ELECTRIC CARS: A state auditor’s report says California’s pollution agency doesn’t have enough data to support claimed emissions reductions from its electric vehicle rebate program. (San Francisco Chronicle)

ALSO: Electric car startup Lucid Motors raises $4 billion in a merger that will support expansion of its Arizona factory. (CNN Business)

PUBLIC LANDS:
Interior Secretary nominee Deb Haaland addresses criticism from Senate Republicans about drilling restrictions on public lands in her second day of confirmation hearings. (Washington Post)
Former Democratic senators Tom and Mark Udall say characterizations of Haaland as a “radical” are “motivated by something other than her record.” (The Hill)
Alaska Rep. Don Young urges fellow Republicans to support Haaland’s confirmation: “She will listen to you.” (Anchorage Daily News)
Native American leaders around the country praise Haaland’s historic nomination, which they say could open opportunities for greater representation. (Associated Press)

UTILITIES:
California regulators say more than $1 billion in utility bills remain unpaid, with one commissioner calling the situation “extraordinarily frightening.” (San Diego Union-Tribune)
Xcel Energy is expected to release an updated resource plan today outlining its plans for further emissions reductions in Colorado. (Colorado Sun)
California startup Griddy, which links customer utility bills to wholesale energy prices, is under fire after customers in Texas were left with thousands of dollars in bills amid last week’s grid crisis. (Houston Chronicle)

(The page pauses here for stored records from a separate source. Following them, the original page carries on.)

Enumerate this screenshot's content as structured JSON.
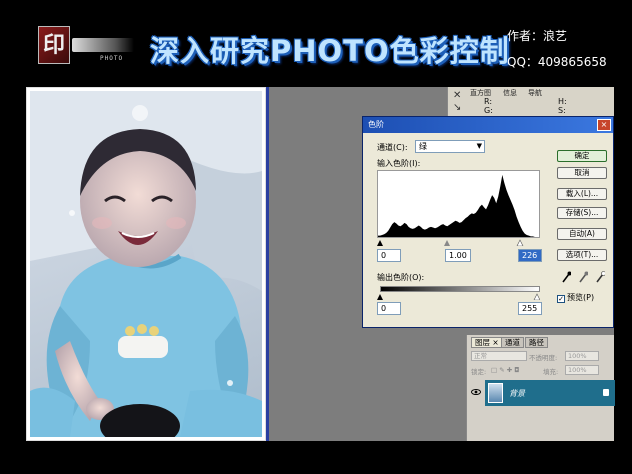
{
  "header": {
    "logo_text": "印",
    "logo_sub": "PHOTO",
    "title": "深入研究PHOTO色彩控制",
    "author": "作者：浪艺",
    "qq": "QQ：409865658"
  },
  "palette": {
    "tabs": [
      "直方图",
      "信息",
      "导航"
    ],
    "info_labels": [
      "R:",
      "G:",
      "H:",
      "S:"
    ]
  },
  "levels_dialog": {
    "title": "色阶",
    "channel_label": "通道(C):",
    "channel_value": "绿",
    "input_label": "输入色阶(I):",
    "input_black": "0",
    "input_gamma": "1.00",
    "input_white": "226",
    "output_label": "输出色阶(O):",
    "output_black": "0",
    "output_white": "255",
    "buttons": {
      "ok": "确定",
      "cancel": "取消",
      "load": "载入(L)...",
      "save": "存储(S)...",
      "auto": "自动(A)",
      "options": "选项(T)..."
    },
    "preview_label": "预览(P)",
    "preview_checked": true,
    "close_label": "×"
  },
  "layers": {
    "tabs": [
      "图层",
      "通道",
      "路径"
    ],
    "blend_mode": "正常",
    "opacity_label": "不透明度:",
    "opacity_value": "100%",
    "lock_label": "锁定:",
    "fill_label": "填充:",
    "fill_value": "100%",
    "layer_name": "背景"
  },
  "histogram_values": [
    2,
    2,
    3,
    4,
    6,
    9,
    14,
    19,
    22,
    20,
    17,
    16,
    18,
    21,
    19,
    15,
    13,
    12,
    13,
    15,
    17,
    15,
    12,
    11,
    12,
    14,
    15,
    14,
    13,
    14,
    16,
    18,
    19,
    17,
    16,
    18,
    20,
    22,
    24,
    23,
    21,
    22,
    25,
    28,
    30,
    33,
    35,
    34,
    36,
    40,
    45,
    48,
    44,
    41,
    47,
    55,
    62,
    58,
    50,
    60,
    75,
    92,
    80,
    70,
    62,
    55,
    48,
    40,
    30,
    22,
    15,
    9,
    5,
    3,
    2,
    1,
    1,
    0,
    0,
    0
  ]
}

NUCLEAR: A new analysis says California isn’t moving fast enough to develop clean energy sources to replace the Diablo Canyon nuclear plant, and the plant’s shutdown could lead to an increase in emissions. (Union of Concerned Scientists)

COAL:
Montana lawmakers debate a bill to allow the state’s attorney general to mandate repairs to the Colstrip power plant, which they accuse the plant’s owners of intentionally deferring. (Billings Gazette)
Wyoming will lose out on tens of millions of dollars in royalties as the result of a recent bankruptcy settlement with Blackjewel. (Wyoming Business Report)
A federal court approves a labor agreement for workers hired to clean up the former Decker coal mine in Montana. (Casper Star-Tribune)

OIL & GAS:
Wyoming Gov. Mark Gordon is leading a group of 17 Republicans calling for President Biden to repeal his order pausing new oil and gas leases on public lands. (Casper Star-Tribune)
A California company’s plan to export natural gas through a Mexican port is one of many similar projects seeking approval from the Biden administration. (Los Angeles Times)
Wyoming advocates continue to push for a state investigation after videos made with special equipment reveal pollution leaks from oil and gas facilities. (Wyoming Tribune-Eagle)

EFFICIENCY: In Juneau, Alaska, where most electricity is already sourced from renewables, clean-energy efforts are focused on reducing demand. (Peninsula Clarion)

CLIMATE: Utah Sen. Mitt Romney says he is “very open to a carbon tax” to help citizens offset energy costs. (E&E News, subscription)

COMMENTARY: An editorial board says Republican criticisms of Rep. Deb Haaland are “clearly a hit job by the fossil fuel industry,” while a columnist says “I wouldn’t have been surprised to see these same Republicans bathe themselves in oil … to demonstrate the full extent of their passion.” (Las Vegas Sun, The Independent)

Ken Paulman

Ken is the director of the Energy News Network at Fresh Energy and is a founding editor of both Midwest Energy News and Southeast Energy News. Prior to joining Fresh Energy, he was the managing editor for online news at Minnesota Public Radio. He started his journalism career in 2002 as a copy editor for the Duluth News Tribune before spending five years at the Spokesman-Review in Spokane, Washington, where he worked as a copy editor, online producer, features editor and night city editor. A Nebraska native, Ken has a bachelor's degree from the University of Nebraska-Lincoln and a master's degree from the University of Oregon. He is a member of the Society of Professional Journalists and Investigative Reporters and Editors.